++++ PROVIDED RECORDS

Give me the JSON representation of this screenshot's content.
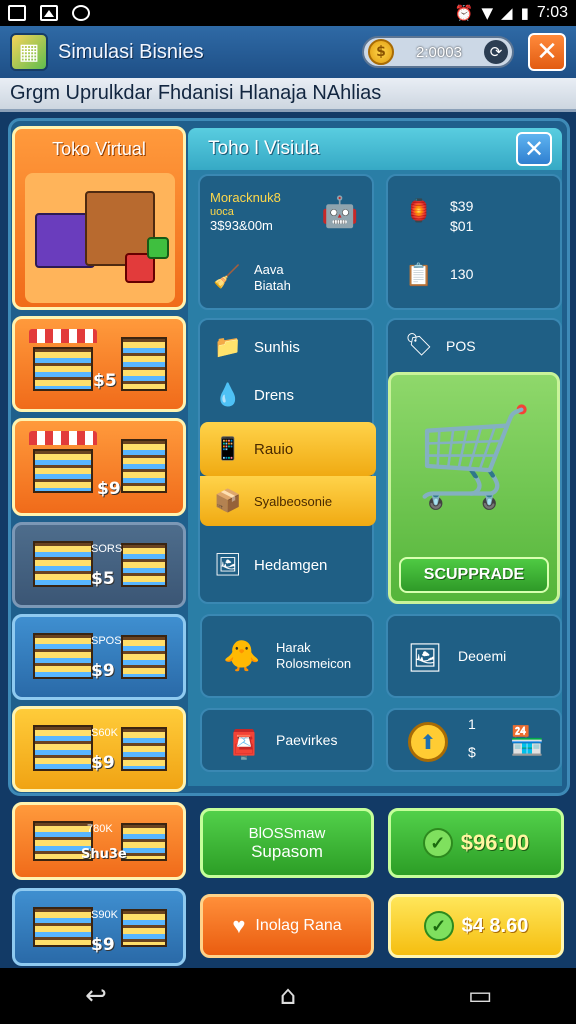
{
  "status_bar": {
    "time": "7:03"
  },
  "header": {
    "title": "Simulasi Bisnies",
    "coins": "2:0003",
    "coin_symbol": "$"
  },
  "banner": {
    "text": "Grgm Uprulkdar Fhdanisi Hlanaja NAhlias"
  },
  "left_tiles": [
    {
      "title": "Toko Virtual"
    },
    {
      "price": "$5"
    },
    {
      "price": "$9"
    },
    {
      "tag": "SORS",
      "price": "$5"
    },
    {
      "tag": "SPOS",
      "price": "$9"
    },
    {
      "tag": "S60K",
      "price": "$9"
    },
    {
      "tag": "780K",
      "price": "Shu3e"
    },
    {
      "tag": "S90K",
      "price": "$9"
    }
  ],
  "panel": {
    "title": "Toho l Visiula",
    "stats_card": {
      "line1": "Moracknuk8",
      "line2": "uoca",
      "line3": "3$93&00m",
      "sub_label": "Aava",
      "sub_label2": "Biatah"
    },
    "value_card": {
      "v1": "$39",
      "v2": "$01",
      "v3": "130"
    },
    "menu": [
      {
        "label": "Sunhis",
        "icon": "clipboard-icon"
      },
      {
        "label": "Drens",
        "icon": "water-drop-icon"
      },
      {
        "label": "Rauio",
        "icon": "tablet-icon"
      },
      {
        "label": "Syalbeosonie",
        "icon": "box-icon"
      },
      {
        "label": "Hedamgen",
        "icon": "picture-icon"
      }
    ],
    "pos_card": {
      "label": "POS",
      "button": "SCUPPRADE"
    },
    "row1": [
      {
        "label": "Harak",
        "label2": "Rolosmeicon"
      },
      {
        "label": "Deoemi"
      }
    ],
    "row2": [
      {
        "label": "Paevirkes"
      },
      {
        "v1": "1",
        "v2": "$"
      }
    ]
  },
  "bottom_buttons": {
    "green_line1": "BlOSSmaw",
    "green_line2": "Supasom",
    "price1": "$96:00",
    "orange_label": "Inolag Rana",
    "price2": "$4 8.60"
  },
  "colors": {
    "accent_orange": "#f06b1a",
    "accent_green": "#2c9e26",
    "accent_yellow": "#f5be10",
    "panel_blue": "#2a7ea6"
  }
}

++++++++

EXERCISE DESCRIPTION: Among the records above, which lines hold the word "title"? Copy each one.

RESPONSE BOX:
    "title": "Simulasi Bisnies",
      "title": "Toko Virtual"
    "title": "Toho l Visiula",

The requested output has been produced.